(Beginning of RECORDS SHOWN)

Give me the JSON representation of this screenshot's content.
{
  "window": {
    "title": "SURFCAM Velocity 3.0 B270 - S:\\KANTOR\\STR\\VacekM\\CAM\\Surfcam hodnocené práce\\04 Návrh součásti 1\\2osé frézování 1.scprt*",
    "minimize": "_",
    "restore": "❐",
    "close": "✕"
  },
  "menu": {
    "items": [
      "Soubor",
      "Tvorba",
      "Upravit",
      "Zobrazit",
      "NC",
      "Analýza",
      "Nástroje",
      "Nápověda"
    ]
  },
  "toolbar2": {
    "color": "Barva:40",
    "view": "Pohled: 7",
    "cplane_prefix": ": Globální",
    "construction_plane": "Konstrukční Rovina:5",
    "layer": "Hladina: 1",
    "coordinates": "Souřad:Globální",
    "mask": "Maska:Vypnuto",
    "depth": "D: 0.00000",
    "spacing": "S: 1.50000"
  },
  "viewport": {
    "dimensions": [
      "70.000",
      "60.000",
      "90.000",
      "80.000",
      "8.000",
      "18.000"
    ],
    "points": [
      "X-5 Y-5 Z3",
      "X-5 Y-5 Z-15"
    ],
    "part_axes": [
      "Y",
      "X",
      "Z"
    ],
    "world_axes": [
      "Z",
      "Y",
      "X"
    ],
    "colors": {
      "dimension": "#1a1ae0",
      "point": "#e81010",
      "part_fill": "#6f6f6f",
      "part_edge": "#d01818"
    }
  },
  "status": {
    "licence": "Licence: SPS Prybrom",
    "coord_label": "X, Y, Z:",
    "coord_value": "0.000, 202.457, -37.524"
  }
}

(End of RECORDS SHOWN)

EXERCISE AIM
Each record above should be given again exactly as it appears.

ANSWER TO THIS EXERCISE
Give me the JSON representation of this screenshot's content.
{
  "window": {
    "title": "SURFCAM Velocity 3.0 B270 - S:\\KANTOR\\STR\\VacekM\\CAM\\Surfcam hodnocené práce\\04 Návrh součásti 1\\2osé frézování 1.scprt*",
    "minimize": "_",
    "restore": "❐",
    "close": "✕"
  },
  "menu": {
    "items": [
      "Soubor",
      "Tvorba",
      "Upravit",
      "Zobrazit",
      "NC",
      "Analýza",
      "Nástroje",
      "Nápověda"
    ]
  },
  "toolbar2": {
    "color": "Barva:40",
    "view": "Pohled: 7",
    "cplane_prefix": ": Globální",
    "construction_plane": "Konstrukční Rovina:5",
    "layer": "Hladina: 1",
    "coordinates": "Souřad:Globální",
    "mask": "Maska:Vypnuto",
    "depth": "D: 0.00000",
    "spacing": "S: 1.50000"
  },
  "viewport": {
    "dimensions": [
      "70.000",
      "60.000",
      "90.000",
      "80.000",
      "8.000",
      "18.000"
    ],
    "points": [
      "X-5 Y-5 Z3",
      "X-5 Y-5 Z-15"
    ],
    "part_axes": [
      "Y",
      "X",
      "Z"
    ],
    "world_axes": [
      "Z",
      "Y",
      "X"
    ],
    "colors": {
      "dimension": "#1a1ae0",
      "point": "#e81010",
      "part_fill": "#6f6f6f",
      "part_edge": "#d01818"
    }
  },
  "status": {
    "licence": "Licence: SPS Prybrom",
    "coord_label": "X, Y, Z:",
    "coord_value": "0.000, 202.457, -37.524"
  }
}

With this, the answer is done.